▽

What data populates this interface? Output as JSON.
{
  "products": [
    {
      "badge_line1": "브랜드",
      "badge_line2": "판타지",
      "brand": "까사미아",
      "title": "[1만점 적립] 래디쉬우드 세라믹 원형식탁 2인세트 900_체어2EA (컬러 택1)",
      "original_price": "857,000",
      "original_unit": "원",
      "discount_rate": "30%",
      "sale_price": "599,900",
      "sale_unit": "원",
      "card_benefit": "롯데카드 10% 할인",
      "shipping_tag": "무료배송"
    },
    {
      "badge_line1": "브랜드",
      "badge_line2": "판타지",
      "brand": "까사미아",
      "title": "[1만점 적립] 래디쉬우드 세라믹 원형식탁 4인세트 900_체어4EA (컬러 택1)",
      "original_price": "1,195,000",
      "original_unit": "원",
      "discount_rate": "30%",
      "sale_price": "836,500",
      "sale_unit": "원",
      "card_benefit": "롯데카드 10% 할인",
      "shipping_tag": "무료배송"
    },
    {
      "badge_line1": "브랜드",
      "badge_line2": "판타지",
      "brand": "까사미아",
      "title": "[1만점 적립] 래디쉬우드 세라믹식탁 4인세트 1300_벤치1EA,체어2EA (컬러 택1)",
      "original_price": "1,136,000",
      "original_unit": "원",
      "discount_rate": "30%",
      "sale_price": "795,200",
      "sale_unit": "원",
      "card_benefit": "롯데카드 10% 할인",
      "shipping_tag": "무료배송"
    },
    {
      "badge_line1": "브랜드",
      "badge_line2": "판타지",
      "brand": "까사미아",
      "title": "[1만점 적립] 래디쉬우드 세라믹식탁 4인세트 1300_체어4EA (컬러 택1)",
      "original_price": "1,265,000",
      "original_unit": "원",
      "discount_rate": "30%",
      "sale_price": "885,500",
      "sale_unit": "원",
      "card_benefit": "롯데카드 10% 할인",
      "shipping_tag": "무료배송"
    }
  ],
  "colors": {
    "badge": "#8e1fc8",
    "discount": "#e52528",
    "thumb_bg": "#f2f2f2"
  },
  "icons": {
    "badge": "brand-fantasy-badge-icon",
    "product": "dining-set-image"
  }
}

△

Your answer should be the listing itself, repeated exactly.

What data populates this interface? Output as JSON.
{
  "products": [
    {
      "badge_line1": "브랜드",
      "badge_line2": "판타지",
      "brand": "까사미아",
      "title": "[1만점 적립] 래디쉬우드 세라믹 원형식탁 2인세트 900_체어2EA (컬러 택1)",
      "original_price": "857,000",
      "original_unit": "원",
      "discount_rate": "30%",
      "sale_price": "599,900",
      "sale_unit": "원",
      "card_benefit": "롯데카드 10% 할인",
      "shipping_tag": "무료배송"
    },
    {
      "badge_line1": "브랜드",
      "badge_line2": "판타지",
      "brand": "까사미아",
      "title": "[1만점 적립] 래디쉬우드 세라믹 원형식탁 4인세트 900_체어4EA (컬러 택1)",
      "original_price": "1,195,000",
      "original_unit": "원",
      "discount_rate": "30%",
      "sale_price": "836,500",
      "sale_unit": "원",
      "card_benefit": "롯데카드 10% 할인",
      "shipping_tag": "무료배송"
    },
    {
      "badge_line1": "브랜드",
      "badge_line2": "판타지",
      "brand": "까사미아",
      "title": "[1만점 적립] 래디쉬우드 세라믹식탁 4인세트 1300_벤치1EA,체어2EA (컬러 택1)",
      "original_price": "1,136,000",
      "original_unit": "원",
      "discount_rate": "30%",
      "sale_price": "795,200",
      "sale_unit": "원",
      "card_benefit": "롯데카드 10% 할인",
      "shipping_tag": "무료배송"
    },
    {
      "badge_line1": "브랜드",
      "badge_line2": "판타지",
      "brand": "까사미아",
      "title": "[1만점 적립] 래디쉬우드 세라믹식탁 4인세트 1300_체어4EA (컬러 택1)",
      "original_price": "1,265,000",
      "original_unit": "원",
      "discount_rate": "30%",
      "sale_price": "885,500",
      "sale_unit": "원",
      "card_benefit": "롯데카드 10% 할인",
      "shipping_tag": "무료배송"
    }
  ],
  "colors": {
    "badge": "#8e1fc8",
    "discount": "#e52528",
    "thumb_bg": "#f2f2f2"
  },
  "icons": {
    "badge": "brand-fantasy-badge-icon",
    "product": "dining-set-image"
  }
}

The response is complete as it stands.